Maslow Before Bloom: Practicing Compassionate Pedagogy
Although “Maslow Before Bloom” is an expression that I’ve seen used most commonly in the K-12 setting (see this article for example), the concept of “compassionate pedagogy” is not new in Higher Ed. The expression, “Maslow before Bloom” captures the idea — in academic pedagogy speak — that until a student’s basic needs are taken care of, instructors won’t be able to address their cognitive learning needs. Another term that has become popular to express a similar idea is the concept of “bandwidth.” As Cia Verschelden describes in her book Bandwidth Recovery: Helping Students Reclaim Cognitive Resources Lost to Poverty, Racism, and Social Marginalization, when a student has “persistent worry about money, […] lack of access to adequate food, shelter, health care, safety ” it depletes the student’s cognitive “bandwidth” for learning (5). Like “Maslow before Bloom,” the notion of bandwidth demands that we consider how we can support students in their learning when their cognitive resources are stretched thin.
In the past year, the impact of the Covid-19 pandemic and the resulting crises related to it (job loss, eviction) have left students overwhelmed, grieving, and often, suffering from trauma. In addition, as we know, many of our students are balancing their course work with the demands of family and work, along with dealing with the structural barriers and subsequent physical and mental health issues related to systemic inequality and discrimination. In the face of this, we know that now more than ever, we must bring compassion to our classroom and to our teaching.
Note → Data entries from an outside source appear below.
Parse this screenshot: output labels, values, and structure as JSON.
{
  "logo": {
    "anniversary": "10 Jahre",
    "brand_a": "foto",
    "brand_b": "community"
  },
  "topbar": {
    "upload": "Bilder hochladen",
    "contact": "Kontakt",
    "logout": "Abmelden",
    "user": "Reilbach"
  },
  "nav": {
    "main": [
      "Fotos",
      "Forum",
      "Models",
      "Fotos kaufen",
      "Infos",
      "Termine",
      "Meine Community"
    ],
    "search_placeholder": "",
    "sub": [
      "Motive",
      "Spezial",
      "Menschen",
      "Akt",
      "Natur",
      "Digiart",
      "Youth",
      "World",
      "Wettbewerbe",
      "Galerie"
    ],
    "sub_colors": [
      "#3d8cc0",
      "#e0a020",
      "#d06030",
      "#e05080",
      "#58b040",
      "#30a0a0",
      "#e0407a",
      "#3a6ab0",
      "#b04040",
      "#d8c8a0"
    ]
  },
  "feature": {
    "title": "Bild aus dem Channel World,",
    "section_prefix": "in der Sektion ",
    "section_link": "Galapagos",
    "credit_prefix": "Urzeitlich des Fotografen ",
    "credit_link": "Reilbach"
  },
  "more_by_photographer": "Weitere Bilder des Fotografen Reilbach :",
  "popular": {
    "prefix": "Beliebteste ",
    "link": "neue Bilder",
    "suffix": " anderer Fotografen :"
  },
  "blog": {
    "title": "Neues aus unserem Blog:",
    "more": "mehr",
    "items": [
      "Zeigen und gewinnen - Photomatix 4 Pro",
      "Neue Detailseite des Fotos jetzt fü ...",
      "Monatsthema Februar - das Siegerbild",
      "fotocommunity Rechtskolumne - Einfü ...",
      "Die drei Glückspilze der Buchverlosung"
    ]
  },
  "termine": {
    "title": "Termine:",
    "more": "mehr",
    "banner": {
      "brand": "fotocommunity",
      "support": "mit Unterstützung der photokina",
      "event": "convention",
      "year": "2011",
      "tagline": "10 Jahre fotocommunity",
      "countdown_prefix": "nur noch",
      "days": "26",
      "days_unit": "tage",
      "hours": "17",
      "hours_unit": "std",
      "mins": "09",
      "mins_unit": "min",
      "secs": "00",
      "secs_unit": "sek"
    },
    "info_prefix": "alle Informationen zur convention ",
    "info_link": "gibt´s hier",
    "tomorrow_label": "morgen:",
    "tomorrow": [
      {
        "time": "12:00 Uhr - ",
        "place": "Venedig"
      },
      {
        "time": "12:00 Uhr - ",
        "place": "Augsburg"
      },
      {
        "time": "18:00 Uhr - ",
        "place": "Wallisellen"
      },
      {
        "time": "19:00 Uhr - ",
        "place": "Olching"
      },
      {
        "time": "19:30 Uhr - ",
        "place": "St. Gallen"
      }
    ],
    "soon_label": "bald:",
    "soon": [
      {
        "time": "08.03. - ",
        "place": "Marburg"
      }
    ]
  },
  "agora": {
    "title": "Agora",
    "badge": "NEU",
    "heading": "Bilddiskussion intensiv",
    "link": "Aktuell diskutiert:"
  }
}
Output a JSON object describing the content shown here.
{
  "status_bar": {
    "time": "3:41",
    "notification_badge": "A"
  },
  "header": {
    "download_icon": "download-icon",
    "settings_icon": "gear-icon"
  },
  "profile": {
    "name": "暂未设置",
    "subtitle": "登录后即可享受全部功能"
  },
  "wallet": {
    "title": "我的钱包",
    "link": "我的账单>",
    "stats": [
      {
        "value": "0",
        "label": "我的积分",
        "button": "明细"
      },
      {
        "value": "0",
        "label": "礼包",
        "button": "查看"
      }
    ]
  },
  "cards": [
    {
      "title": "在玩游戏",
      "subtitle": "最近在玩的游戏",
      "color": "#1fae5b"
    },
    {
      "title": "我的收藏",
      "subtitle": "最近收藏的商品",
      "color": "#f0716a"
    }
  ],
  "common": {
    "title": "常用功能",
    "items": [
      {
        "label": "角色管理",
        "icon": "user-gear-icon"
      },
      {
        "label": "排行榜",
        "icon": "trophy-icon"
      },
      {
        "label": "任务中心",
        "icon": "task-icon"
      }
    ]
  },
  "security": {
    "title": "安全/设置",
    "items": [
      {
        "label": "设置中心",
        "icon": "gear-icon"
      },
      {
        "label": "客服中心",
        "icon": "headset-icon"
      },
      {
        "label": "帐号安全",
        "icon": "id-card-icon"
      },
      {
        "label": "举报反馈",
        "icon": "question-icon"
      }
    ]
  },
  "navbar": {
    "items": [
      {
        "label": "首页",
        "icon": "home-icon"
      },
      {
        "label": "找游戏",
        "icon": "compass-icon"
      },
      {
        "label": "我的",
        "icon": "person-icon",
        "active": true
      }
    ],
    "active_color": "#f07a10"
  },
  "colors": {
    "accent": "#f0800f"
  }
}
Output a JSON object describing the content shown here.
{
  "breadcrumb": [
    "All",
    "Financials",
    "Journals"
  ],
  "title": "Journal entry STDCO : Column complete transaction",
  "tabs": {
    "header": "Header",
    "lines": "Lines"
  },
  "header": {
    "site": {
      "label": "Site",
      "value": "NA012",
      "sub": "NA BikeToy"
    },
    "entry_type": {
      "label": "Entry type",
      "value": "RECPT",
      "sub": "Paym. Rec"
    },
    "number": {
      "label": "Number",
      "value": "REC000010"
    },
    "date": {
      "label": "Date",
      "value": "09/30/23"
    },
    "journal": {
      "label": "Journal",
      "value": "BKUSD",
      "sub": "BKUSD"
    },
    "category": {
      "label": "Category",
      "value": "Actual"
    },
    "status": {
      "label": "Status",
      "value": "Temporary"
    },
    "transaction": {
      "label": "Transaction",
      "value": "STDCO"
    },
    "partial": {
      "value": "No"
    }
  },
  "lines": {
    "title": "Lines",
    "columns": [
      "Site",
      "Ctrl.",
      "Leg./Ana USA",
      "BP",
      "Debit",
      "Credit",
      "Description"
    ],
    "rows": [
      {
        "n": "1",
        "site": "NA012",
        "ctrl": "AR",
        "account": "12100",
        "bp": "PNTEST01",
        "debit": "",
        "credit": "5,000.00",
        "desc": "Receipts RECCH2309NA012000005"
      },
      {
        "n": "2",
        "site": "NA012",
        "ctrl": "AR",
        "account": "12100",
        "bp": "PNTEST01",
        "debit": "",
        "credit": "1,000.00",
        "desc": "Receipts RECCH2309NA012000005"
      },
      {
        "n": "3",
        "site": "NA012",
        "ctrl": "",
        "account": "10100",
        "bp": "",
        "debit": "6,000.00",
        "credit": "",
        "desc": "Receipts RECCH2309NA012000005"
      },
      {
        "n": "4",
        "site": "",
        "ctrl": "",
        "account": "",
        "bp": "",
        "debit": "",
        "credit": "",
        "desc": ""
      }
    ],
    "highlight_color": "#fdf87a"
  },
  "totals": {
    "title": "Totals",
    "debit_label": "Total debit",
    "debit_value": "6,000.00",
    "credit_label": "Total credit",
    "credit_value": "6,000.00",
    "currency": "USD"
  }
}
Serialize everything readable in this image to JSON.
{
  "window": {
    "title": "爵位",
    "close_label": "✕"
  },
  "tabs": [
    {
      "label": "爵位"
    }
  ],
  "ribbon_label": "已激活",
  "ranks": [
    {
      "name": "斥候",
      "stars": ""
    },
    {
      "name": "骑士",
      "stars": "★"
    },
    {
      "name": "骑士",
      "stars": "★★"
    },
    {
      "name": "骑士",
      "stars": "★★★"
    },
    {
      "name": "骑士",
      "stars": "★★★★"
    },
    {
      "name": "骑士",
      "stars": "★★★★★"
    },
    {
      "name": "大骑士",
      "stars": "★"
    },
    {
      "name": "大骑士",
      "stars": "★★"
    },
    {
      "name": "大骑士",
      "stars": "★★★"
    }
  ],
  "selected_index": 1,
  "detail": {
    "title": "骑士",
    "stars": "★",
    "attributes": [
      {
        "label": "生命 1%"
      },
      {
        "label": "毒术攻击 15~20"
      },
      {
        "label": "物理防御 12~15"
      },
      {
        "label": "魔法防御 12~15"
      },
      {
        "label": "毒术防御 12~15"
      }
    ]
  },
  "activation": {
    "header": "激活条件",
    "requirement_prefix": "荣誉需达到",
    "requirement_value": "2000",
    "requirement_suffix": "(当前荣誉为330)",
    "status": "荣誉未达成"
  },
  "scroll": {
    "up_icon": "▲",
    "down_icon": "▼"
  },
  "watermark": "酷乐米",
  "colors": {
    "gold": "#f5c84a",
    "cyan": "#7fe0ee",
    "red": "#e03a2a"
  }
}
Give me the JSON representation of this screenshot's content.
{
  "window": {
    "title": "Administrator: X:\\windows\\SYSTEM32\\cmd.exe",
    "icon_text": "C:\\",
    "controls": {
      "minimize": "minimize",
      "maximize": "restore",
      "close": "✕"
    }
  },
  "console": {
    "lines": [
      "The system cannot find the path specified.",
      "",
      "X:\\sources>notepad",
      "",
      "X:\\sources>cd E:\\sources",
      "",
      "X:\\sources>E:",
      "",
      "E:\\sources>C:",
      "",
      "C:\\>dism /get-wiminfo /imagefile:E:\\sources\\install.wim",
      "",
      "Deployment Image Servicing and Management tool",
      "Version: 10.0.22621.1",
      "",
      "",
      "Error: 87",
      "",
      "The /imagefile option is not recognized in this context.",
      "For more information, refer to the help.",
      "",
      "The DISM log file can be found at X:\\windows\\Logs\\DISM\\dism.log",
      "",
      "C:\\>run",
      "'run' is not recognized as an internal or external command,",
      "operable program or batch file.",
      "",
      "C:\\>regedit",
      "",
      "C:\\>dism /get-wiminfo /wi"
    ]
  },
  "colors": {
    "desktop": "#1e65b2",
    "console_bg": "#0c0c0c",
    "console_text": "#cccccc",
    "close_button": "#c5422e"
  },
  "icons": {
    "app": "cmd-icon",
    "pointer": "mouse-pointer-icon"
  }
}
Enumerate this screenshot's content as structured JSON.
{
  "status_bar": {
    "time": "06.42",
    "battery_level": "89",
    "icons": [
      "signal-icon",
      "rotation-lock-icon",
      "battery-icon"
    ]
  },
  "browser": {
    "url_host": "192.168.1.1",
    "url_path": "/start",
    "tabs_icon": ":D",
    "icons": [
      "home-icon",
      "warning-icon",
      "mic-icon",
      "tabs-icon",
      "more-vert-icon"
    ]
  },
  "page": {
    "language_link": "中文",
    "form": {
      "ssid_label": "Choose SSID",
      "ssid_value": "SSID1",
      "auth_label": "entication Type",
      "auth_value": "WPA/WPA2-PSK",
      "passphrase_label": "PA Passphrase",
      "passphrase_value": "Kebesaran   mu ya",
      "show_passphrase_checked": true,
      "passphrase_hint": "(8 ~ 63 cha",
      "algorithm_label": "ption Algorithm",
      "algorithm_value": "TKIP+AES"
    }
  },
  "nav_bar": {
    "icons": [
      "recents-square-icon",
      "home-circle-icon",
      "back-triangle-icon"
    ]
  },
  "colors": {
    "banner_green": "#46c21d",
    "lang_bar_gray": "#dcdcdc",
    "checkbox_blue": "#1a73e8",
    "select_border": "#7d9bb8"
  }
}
But compassion is not only the ethical choice, it is also a pedagogically sound choice. When we approach teaching with compassion at the core, we utilize strategies that center equity, inclusion, flexibility, and transparency. Some of the strategies that Verschelden and other researchers suggest to support students facing these challenges include:
- Encouraging students to approach learning with a growth mindset, and using growth-focused language for student feedback
- Helping students develop a sense of belonging and an “academic self” to counter the feelings of isolation and “I don’t fit in here” that many first-generation, non-traditional, or underrepresented groups of students experience. This can be achieved by making connections between what students know and what they have experienced with the course material; building connections and community in the classroom; and asking students to reflect on their learning experience and their goals for the future.
- Allowing flexibility, where possible, with deadlines and due dates
- Using assignment choice to give students multiple ways to meet the learning outcomes (this way they can choose the modality that works best for them and gives them the best chance at succeeding)
Many of these practices resonate with trauma-informed pedagogy and Universal Design for Learning (UDL) both of which aim to support student learning with pedagogical practices that promote equity, accessibility, and transparency including
- Providing content information in advance
- Using content descriptions, especially for potentially triggering media
- Creating a safe and inclusive framework for discussions
- Checking in on students
- Encouraging community building and sense of belonging
- Allowing for multiple ways to engage with course content
- Building flexibility into assessment and absence policies
- Valuing student input and feedback
*(list taken from https://dtei.uci.edu/trauma-informed-pedagogy/)
Many of these strategies can be short, targeted interventions and don’t require an overhaul of your course. And given that our own bandwidth as instructors is stretched to capacity, it’s reassuring to know that even a few, small interventions can make a big difference to student learning. If you are interested in learning more about some of these practices, consider joining our Faculty Teaching & Learning Community on Trauma-Informed Pedagogy this fall!
Photo by Daniel Öberg on Unsplash
Verschelden, Cia, and Lynn Pasquerella. Bandwidth Recovery: Helping Students Reclaim Cognitive Resources Lost to Poverty, Racism, and Social Marginalization. , 2017. Print.